*** DATA FOR PROCESSING ***

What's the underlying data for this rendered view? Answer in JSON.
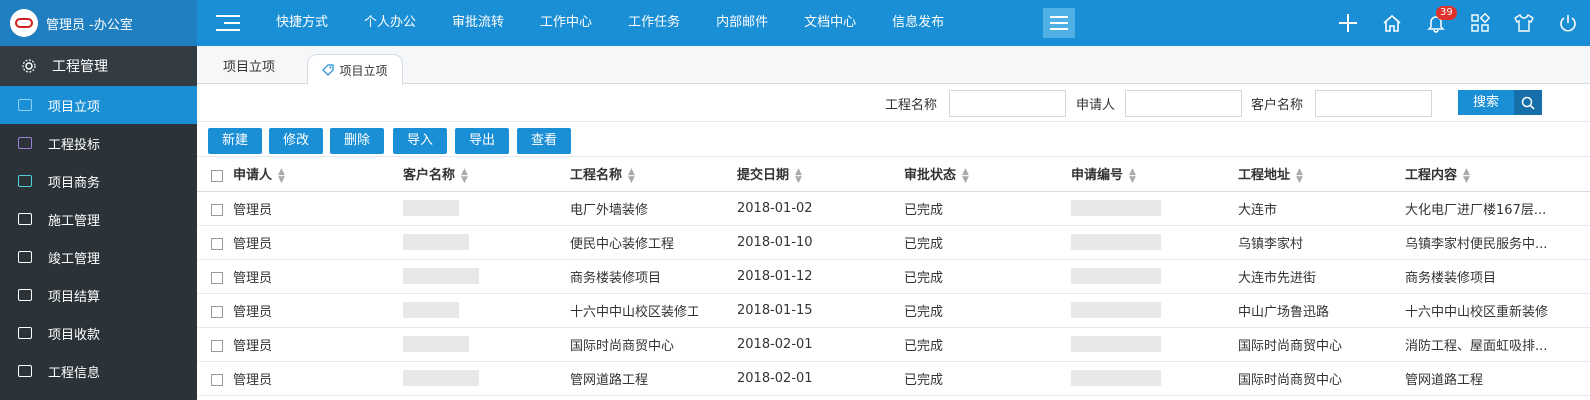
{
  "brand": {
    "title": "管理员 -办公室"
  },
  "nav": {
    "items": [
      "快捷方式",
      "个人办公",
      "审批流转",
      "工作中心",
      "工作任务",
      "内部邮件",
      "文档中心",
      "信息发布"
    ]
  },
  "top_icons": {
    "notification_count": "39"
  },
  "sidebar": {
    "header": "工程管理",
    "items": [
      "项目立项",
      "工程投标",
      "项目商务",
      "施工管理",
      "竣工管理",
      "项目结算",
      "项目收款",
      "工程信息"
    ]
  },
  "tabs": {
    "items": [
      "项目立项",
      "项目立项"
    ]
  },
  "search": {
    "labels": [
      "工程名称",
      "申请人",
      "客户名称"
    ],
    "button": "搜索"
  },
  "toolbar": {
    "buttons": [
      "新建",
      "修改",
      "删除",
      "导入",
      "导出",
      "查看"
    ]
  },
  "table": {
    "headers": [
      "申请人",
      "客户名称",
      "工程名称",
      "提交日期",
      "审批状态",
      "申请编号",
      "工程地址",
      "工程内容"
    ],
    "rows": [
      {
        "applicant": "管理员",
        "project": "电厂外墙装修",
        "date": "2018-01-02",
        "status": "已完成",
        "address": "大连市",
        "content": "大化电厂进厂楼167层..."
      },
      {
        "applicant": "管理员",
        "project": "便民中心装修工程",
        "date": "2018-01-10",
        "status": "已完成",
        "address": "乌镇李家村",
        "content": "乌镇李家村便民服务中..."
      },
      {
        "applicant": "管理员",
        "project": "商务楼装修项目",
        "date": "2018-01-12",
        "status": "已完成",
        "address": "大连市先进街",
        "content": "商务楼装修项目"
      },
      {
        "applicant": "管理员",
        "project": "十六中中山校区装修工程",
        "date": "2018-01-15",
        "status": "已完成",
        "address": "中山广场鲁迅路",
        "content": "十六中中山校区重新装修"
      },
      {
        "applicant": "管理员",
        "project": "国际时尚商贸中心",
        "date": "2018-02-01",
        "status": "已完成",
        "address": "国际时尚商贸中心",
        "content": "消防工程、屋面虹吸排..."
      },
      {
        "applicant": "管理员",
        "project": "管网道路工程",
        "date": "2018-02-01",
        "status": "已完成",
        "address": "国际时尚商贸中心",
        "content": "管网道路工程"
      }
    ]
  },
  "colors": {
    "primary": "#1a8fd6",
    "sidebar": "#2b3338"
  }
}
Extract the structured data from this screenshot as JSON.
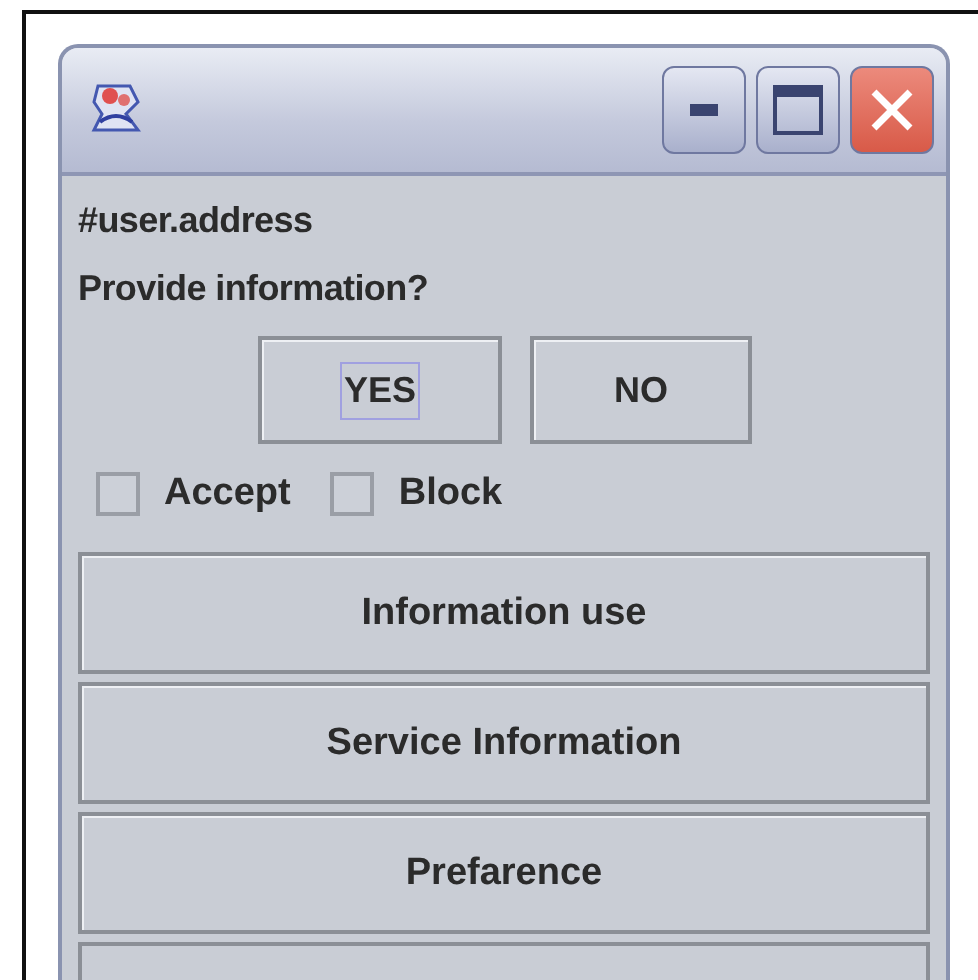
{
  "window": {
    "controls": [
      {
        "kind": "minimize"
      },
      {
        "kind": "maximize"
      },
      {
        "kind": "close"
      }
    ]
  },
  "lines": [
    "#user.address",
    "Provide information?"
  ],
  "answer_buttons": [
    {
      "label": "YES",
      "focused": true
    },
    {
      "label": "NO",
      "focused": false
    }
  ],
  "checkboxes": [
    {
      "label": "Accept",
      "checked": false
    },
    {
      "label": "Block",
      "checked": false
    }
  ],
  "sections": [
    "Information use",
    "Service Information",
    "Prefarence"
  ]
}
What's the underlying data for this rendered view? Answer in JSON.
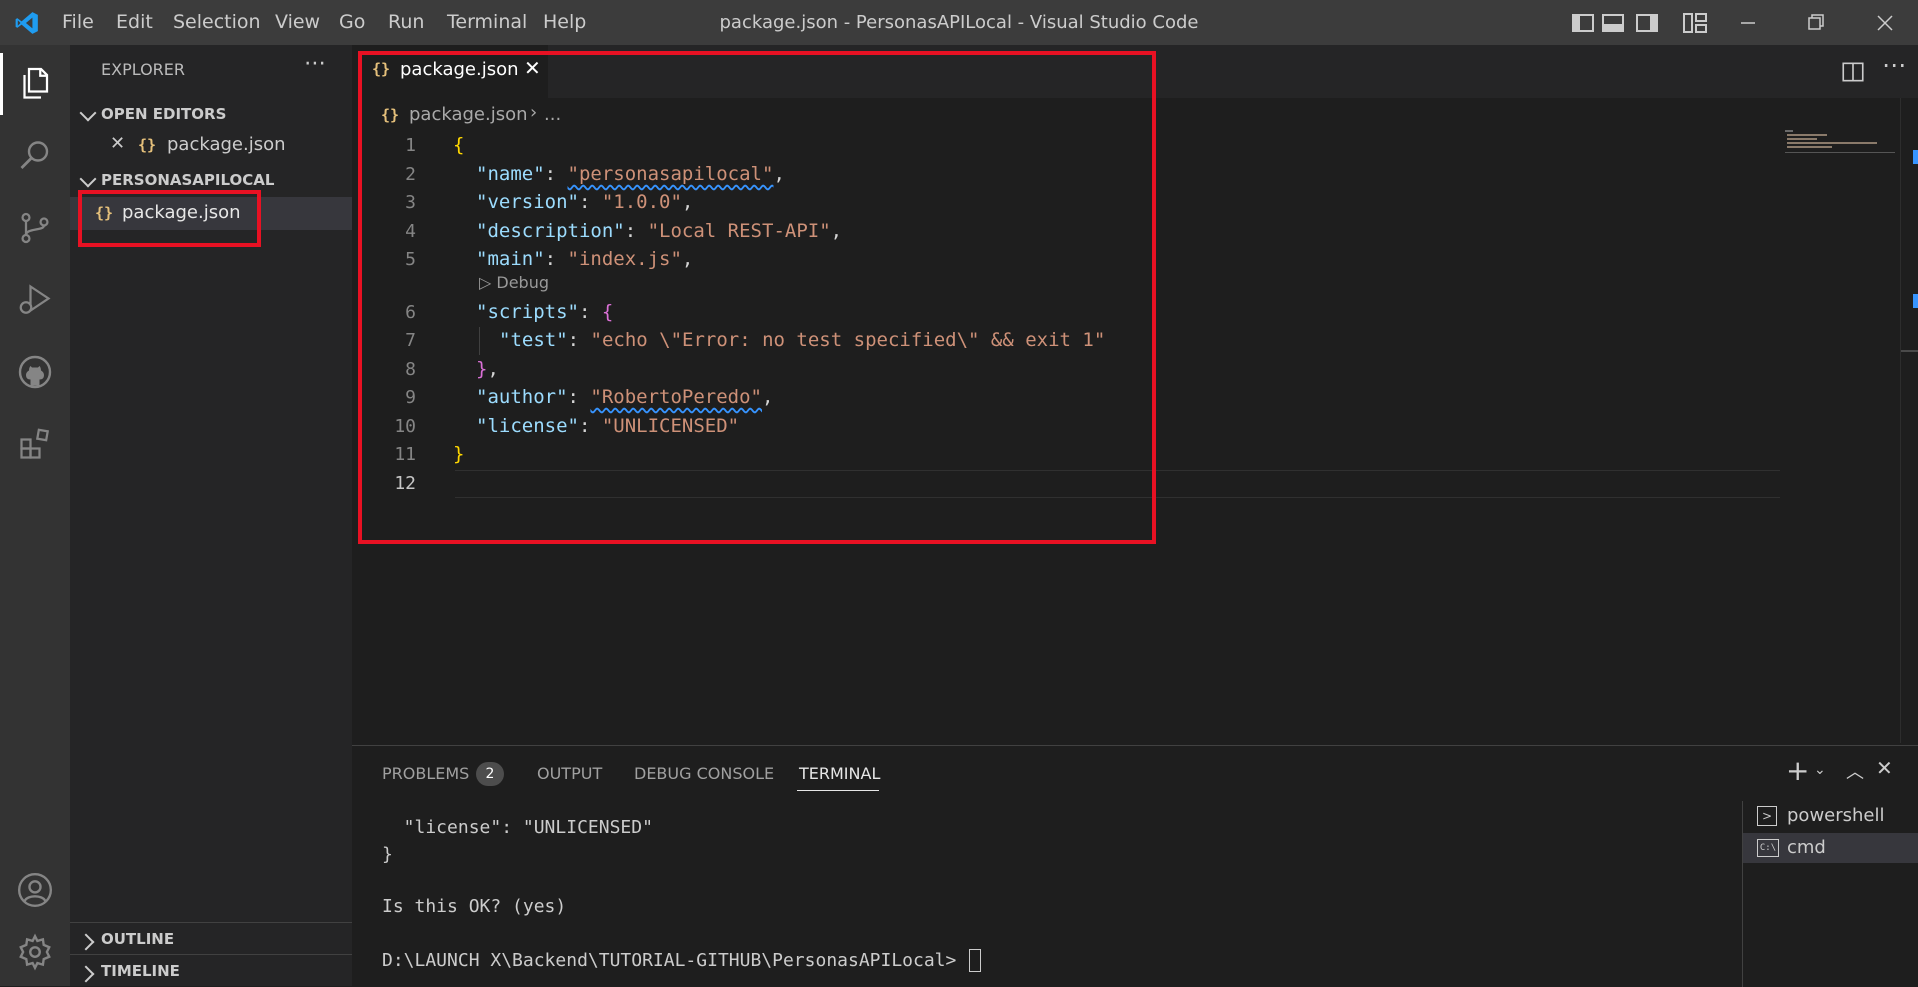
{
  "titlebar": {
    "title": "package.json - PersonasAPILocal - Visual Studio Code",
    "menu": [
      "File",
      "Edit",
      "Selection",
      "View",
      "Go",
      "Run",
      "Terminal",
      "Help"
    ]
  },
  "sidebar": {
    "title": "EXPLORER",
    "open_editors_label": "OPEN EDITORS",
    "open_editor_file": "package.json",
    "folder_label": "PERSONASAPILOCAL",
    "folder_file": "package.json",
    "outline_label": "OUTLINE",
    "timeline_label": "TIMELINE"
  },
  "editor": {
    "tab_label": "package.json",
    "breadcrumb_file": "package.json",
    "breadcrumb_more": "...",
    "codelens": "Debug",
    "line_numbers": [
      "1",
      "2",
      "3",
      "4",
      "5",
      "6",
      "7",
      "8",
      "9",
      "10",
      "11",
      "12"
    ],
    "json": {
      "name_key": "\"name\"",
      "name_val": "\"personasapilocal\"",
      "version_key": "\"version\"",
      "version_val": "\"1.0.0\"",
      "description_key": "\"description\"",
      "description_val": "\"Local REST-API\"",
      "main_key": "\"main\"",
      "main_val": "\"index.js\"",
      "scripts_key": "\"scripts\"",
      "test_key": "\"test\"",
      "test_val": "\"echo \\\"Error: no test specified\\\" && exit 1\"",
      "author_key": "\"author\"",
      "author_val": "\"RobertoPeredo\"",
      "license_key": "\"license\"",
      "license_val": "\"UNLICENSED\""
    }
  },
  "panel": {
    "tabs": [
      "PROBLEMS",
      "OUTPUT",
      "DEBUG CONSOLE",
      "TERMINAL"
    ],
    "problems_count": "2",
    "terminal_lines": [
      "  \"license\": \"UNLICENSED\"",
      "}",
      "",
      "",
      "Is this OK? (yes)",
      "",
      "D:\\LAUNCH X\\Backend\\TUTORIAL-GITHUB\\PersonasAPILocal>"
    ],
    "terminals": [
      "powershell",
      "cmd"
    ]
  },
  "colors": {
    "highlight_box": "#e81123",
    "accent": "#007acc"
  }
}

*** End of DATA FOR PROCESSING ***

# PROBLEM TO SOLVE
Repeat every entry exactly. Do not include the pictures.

# OUTPUT BELOW
What's the underlying data for this rendered view? Answer in JSON.
{
  "brand": {
    "title": "管理员 -办公室"
  },
  "nav": {
    "items": [
      "快捷方式",
      "个人办公",
      "审批流转",
      "工作中心",
      "工作任务",
      "内部邮件",
      "文档中心",
      "信息发布"
    ]
  },
  "top_icons": {
    "notification_count": "39"
  },
  "sidebar": {
    "header": "工程管理",
    "items": [
      "项目立项",
      "工程投标",
      "项目商务",
      "施工管理",
      "竣工管理",
      "项目结算",
      "项目收款",
      "工程信息"
    ]
  },
  "tabs": {
    "items": [
      "项目立项",
      "项目立项"
    ]
  },
  "search": {
    "labels": [
      "工程名称",
      "申请人",
      "客户名称"
    ],
    "button": "搜索"
  },
  "toolbar": {
    "buttons": [
      "新建",
      "修改",
      "删除",
      "导入",
      "导出",
      "查看"
    ]
  },
  "table": {
    "headers": [
      "申请人",
      "客户名称",
      "工程名称",
      "提交日期",
      "审批状态",
      "申请编号",
      "工程地址",
      "工程内容"
    ],
    "rows": [
      {
        "applicant": "管理员",
        "project": "电厂外墙装修",
        "date": "2018-01-02",
        "status": "已完成",
        "address": "大连市",
        "content": "大化电厂进厂楼167层..."
      },
      {
        "applicant": "管理员",
        "project": "便民中心装修工程",
        "date": "2018-01-10",
        "status": "已完成",
        "address": "乌镇李家村",
        "content": "乌镇李家村便民服务中..."
      },
      {
        "applicant": "管理员",
        "project": "商务楼装修项目",
        "date": "2018-01-12",
        "status": "已完成",
        "address": "大连市先进街",
        "content": "商务楼装修项目"
      },
      {
        "applicant": "管理员",
        "project": "十六中中山校区装修工程",
        "date": "2018-01-15",
        "status": "已完成",
        "address": "中山广场鲁迅路",
        "content": "十六中中山校区重新装修"
      },
      {
        "applicant": "管理员",
        "project": "国际时尚商贸中心",
        "date": "2018-02-01",
        "status": "已完成",
        "address": "国际时尚商贸中心",
        "content": "消防工程、屋面虹吸排..."
      },
      {
        "applicant": "管理员",
        "project": "管网道路工程",
        "date": "2018-02-01",
        "status": "已完成",
        "address": "国际时尚商贸中心",
        "content": "管网道路工程"
      }
    ]
  },
  "colors": {
    "primary": "#1a8fd6",
    "sidebar": "#2b3338"
  }
}
Extract the structured data from this screenshot as JSON.
{
  "window": {
    "controls": [
      {
        "kind": "minimize"
      },
      {
        "kind": "maximize"
      },
      {
        "kind": "close"
      }
    ]
  },
  "lines": [
    "#user.address",
    "Provide information?"
  ],
  "answer_buttons": [
    {
      "label": "YES",
      "focused": true
    },
    {
      "label": "NO",
      "focused": false
    }
  ],
  "checkboxes": [
    {
      "label": "Accept",
      "checked": false
    },
    {
      "label": "Block",
      "checked": false
    }
  ],
  "sections": [
    "Information use",
    "Service Information",
    "Prefarence"
  ]
}
What's the underlying data for this rendered view? Answer in JSON.
{
  "titlebar": {
    "title": "package.json - PersonasAPILocal - Visual Studio Code",
    "menu": [
      "File",
      "Edit",
      "Selection",
      "View",
      "Go",
      "Run",
      "Terminal",
      "Help"
    ]
  },
  "sidebar": {
    "title": "EXPLORER",
    "open_editors_label": "OPEN EDITORS",
    "open_editor_file": "package.json",
    "folder_label": "PERSONASAPILOCAL",
    "folder_file": "package.json",
    "outline_label": "OUTLINE",
    "timeline_label": "TIMELINE"
  },
  "editor": {
    "tab_label": "package.json",
    "breadcrumb_file": "package.json",
    "breadcrumb_more": "...",
    "codelens": "Debug",
    "line_numbers": [
      "1",
      "2",
      "3",
      "4",
      "5",
      "6",
      "7",
      "8",
      "9",
      "10",
      "11",
      "12"
    ],
    "json": {
      "name_key": "\"name\"",
      "name_val": "\"personasapilocal\"",
      "version_key": "\"version\"",
      "version_val": "\"1.0.0\"",
      "description_key": "\"description\"",
      "description_val": "\"Local REST-API\"",
      "main_key": "\"main\"",
      "main_val": "\"index.js\"",
      "scripts_key": "\"scripts\"",
      "test_key": "\"test\"",
      "test_val": "\"echo \\\"Error: no test specified\\\" && exit 1\"",
      "author_key": "\"author\"",
      "author_val": "\"RobertoPeredo\"",
      "license_key": "\"license\"",
      "license_val": "\"UNLICENSED\""
    }
  },
  "panel": {
    "tabs": [
      "PROBLEMS",
      "OUTPUT",
      "DEBUG CONSOLE",
      "TERMINAL"
    ],
    "problems_count": "2",
    "terminal_lines": [
      "  \"license\": \"UNLICENSED\"",
      "}",
      "",
      "",
      "Is this OK? (yes)",
      "",
      "D:\\LAUNCH X\\Backend\\TUTORIAL-GITHUB\\PersonasAPILocal>"
    ],
    "terminals": [
      "powershell",
      "cmd"
    ]
  },
  "colors": {
    "highlight_box": "#e81123",
    "accent": "#007acc"
  }
}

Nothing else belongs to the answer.